##### Dataset entries #####

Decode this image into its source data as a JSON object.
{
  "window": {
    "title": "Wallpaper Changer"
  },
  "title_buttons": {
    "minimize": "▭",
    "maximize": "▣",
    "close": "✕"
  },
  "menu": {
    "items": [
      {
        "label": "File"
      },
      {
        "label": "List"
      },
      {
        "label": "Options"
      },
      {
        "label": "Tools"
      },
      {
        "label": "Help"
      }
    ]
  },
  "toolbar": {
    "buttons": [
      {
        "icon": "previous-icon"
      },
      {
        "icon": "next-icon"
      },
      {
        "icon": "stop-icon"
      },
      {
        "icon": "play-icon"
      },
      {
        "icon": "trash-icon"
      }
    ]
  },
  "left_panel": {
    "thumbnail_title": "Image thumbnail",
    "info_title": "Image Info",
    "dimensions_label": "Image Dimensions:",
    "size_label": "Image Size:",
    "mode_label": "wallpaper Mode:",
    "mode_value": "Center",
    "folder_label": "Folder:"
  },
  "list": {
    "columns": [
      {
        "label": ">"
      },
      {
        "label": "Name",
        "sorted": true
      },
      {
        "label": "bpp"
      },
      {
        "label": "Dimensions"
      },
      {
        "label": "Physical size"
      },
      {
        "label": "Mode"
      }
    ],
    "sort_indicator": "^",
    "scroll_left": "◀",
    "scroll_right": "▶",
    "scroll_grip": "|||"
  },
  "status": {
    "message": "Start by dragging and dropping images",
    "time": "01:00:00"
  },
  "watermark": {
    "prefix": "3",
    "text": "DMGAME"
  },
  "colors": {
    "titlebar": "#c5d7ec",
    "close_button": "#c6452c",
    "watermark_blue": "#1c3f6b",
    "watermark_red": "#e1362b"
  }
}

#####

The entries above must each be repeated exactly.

(Response):
Decode this image into its source data as a JSON object.
{
  "window": {
    "title": "Wallpaper Changer"
  },
  "title_buttons": {
    "minimize": "▭",
    "maximize": "▣",
    "close": "✕"
  },
  "menu": {
    "items": [
      {
        "label": "File"
      },
      {
        "label": "List"
      },
      {
        "label": "Options"
      },
      {
        "label": "Tools"
      },
      {
        "label": "Help"
      }
    ]
  },
  "toolbar": {
    "buttons": [
      {
        "icon": "previous-icon"
      },
      {
        "icon": "next-icon"
      },
      {
        "icon": "stop-icon"
      },
      {
        "icon": "play-icon"
      },
      {
        "icon": "trash-icon"
      }
    ]
  },
  "left_panel": {
    "thumbnail_title": "Image thumbnail",
    "info_title": "Image Info",
    "dimensions_label": "Image Dimensions:",
    "size_label": "Image Size:",
    "mode_label": "wallpaper Mode:",
    "mode_value": "Center",
    "folder_label": "Folder:"
  },
  "list": {
    "columns": [
      {
        "label": ">"
      },
      {
        "label": "Name",
        "sorted": true
      },
      {
        "label": "bpp"
      },
      {
        "label": "Dimensions"
      },
      {
        "label": "Physical size"
      },
      {
        "label": "Mode"
      }
    ],
    "sort_indicator": "^",
    "scroll_left": "◀",
    "scroll_right": "▶",
    "scroll_grip": "|||"
  },
  "status": {
    "message": "Start by dragging and dropping images",
    "time": "01:00:00"
  },
  "watermark": {
    "prefix": "3",
    "text": "DMGAME"
  },
  "colors": {
    "titlebar": "#c5d7ec",
    "close_button": "#c6452c",
    "watermark_blue": "#1c3f6b",
    "watermark_red": "#e1362b"
  }
}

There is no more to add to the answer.